● Instructions for the task:
Return all lines of the data in which the string "JSON" occurs.

● Given entries:
○ ○ ○

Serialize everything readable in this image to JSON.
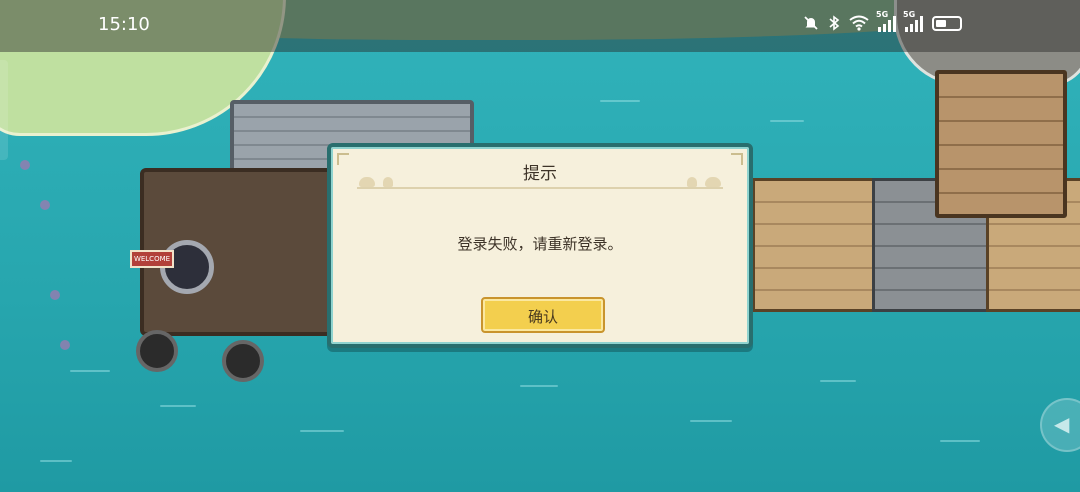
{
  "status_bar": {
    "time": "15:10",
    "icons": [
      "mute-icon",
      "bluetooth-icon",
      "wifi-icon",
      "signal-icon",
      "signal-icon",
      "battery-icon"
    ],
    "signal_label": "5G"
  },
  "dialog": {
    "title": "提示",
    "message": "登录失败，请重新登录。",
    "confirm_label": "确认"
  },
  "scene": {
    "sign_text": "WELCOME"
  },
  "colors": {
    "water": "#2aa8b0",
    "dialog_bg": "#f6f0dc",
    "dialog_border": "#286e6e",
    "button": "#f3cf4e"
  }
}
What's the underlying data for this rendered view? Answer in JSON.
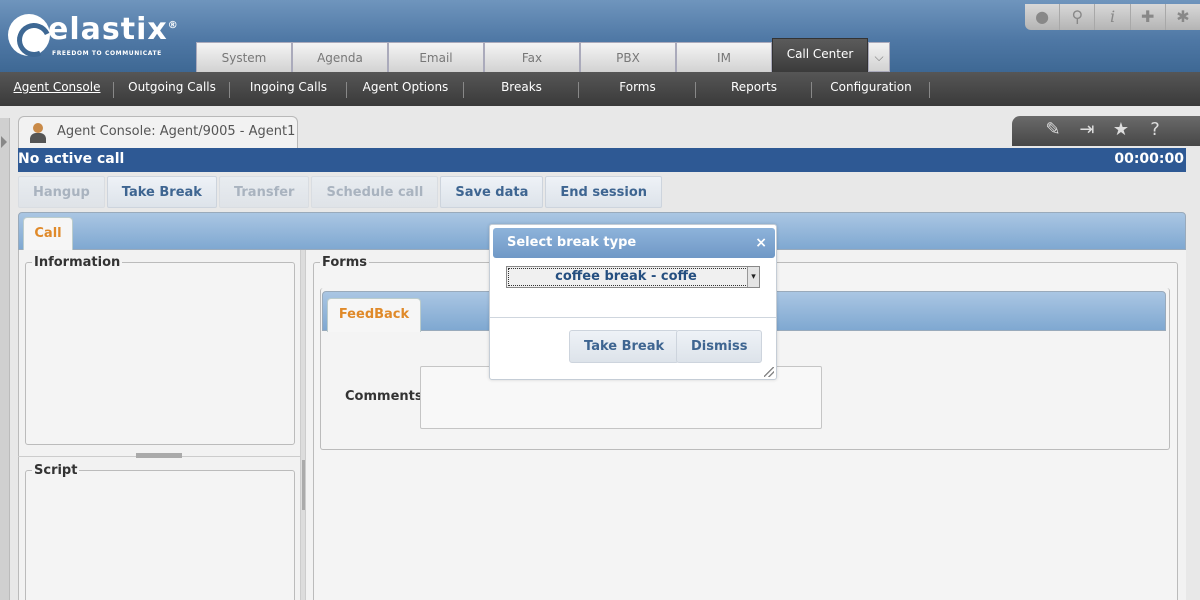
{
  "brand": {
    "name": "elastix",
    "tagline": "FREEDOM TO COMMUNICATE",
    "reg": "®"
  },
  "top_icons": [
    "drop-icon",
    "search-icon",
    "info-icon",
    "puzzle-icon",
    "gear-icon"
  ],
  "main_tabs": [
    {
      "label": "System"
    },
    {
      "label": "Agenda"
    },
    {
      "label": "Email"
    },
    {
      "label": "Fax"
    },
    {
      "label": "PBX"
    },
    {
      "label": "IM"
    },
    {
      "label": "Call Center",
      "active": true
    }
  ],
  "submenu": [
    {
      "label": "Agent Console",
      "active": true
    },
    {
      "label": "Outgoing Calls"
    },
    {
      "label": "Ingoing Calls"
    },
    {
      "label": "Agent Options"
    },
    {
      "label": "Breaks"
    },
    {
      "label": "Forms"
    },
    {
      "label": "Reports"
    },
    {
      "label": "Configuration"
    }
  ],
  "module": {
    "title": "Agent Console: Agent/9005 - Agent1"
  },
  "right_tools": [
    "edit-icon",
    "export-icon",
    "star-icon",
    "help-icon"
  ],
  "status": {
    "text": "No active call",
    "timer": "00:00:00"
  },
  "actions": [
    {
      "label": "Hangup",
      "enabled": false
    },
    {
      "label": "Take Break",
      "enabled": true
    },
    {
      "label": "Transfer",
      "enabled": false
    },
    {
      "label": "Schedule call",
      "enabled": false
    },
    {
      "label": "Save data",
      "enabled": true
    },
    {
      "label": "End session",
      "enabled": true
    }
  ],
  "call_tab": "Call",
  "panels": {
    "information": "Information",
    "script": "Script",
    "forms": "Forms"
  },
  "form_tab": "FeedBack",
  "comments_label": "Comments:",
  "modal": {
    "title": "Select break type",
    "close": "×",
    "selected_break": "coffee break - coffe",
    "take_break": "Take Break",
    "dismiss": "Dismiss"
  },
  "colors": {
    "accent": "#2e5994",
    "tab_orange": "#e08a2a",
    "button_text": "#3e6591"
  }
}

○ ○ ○

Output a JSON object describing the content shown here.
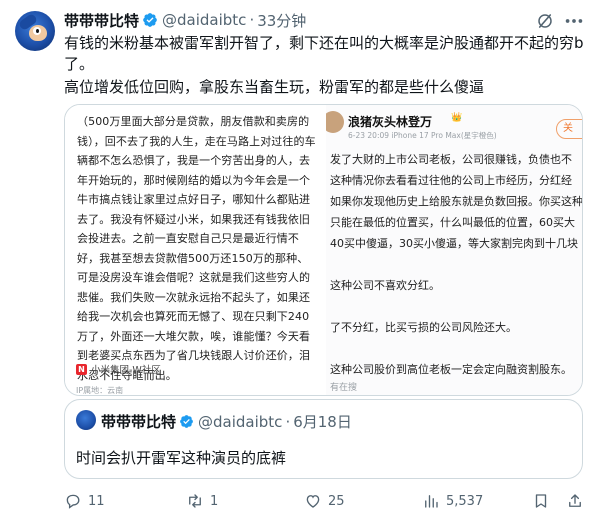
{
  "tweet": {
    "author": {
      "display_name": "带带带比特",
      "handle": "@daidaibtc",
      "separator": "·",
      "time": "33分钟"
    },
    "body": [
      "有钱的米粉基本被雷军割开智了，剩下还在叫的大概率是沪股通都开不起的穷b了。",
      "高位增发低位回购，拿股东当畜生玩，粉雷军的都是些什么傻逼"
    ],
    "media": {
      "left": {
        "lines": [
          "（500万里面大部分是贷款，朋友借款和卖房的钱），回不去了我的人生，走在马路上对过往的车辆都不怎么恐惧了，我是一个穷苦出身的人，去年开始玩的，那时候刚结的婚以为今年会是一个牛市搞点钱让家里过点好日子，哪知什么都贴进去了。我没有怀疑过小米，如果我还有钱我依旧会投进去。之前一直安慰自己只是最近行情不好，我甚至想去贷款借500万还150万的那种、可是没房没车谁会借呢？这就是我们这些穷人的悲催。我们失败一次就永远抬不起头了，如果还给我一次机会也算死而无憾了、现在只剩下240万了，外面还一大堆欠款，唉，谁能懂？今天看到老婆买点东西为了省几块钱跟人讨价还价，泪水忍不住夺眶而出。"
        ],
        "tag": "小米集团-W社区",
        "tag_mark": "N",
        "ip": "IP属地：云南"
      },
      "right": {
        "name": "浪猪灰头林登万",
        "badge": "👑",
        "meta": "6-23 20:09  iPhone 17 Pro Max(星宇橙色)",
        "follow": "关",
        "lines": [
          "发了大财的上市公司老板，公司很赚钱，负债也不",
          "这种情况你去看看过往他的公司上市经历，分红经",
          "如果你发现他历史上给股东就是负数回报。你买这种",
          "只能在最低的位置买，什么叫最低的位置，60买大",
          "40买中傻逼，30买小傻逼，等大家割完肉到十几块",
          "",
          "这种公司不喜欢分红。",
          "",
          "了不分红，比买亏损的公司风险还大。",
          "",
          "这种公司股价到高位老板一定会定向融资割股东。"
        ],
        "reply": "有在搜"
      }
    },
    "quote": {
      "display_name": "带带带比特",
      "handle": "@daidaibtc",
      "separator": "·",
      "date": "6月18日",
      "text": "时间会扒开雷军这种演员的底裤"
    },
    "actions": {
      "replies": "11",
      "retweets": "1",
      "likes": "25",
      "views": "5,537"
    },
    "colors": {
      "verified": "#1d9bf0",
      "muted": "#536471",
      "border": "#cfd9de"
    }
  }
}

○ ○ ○

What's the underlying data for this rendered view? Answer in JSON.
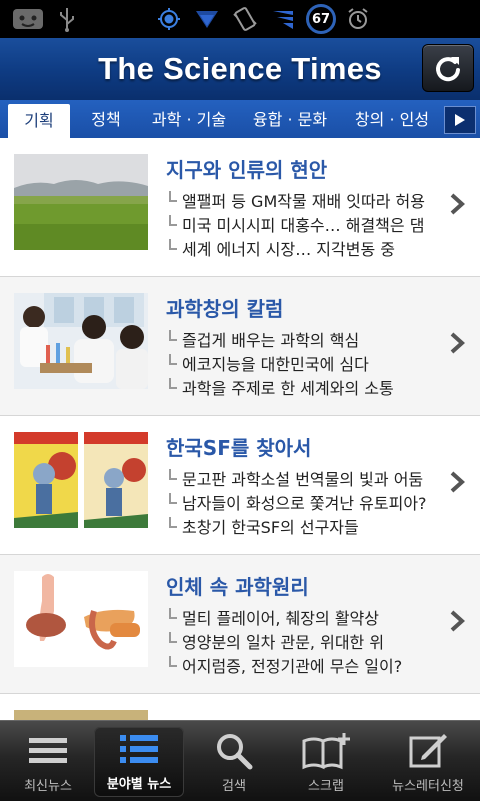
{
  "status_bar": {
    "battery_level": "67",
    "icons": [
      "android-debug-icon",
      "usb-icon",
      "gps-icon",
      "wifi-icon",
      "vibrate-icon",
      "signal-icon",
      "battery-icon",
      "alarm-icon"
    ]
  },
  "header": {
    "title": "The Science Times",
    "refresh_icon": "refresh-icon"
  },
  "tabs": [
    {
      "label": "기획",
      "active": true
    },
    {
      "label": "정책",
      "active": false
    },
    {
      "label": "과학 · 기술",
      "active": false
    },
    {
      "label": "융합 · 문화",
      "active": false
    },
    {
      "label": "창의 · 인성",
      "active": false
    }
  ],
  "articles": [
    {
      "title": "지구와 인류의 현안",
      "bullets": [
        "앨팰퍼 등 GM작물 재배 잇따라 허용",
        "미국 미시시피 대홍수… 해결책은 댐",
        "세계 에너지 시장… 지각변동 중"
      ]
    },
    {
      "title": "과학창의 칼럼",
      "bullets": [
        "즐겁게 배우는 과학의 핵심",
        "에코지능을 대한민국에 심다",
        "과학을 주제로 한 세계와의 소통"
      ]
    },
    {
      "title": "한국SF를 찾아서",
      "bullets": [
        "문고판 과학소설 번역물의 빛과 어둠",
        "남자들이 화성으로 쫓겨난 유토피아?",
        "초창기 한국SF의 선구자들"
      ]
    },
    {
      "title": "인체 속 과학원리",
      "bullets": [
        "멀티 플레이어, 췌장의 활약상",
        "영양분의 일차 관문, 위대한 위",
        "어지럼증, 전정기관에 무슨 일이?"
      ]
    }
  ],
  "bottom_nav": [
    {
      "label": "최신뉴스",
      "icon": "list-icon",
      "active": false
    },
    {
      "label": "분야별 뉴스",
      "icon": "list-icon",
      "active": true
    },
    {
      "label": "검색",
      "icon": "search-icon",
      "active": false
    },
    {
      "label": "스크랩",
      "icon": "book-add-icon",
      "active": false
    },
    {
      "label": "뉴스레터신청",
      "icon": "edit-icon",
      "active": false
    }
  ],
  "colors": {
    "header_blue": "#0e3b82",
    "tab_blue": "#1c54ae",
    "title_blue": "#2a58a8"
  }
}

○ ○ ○

● Result for this task:
Serialize everything readable in this image to JSON.
What's the underlying data for this rendered view? Answer in JSON.
Output a JSON object describing the content shown here.
What's the underlying data for this rendered view? Answer in JSON.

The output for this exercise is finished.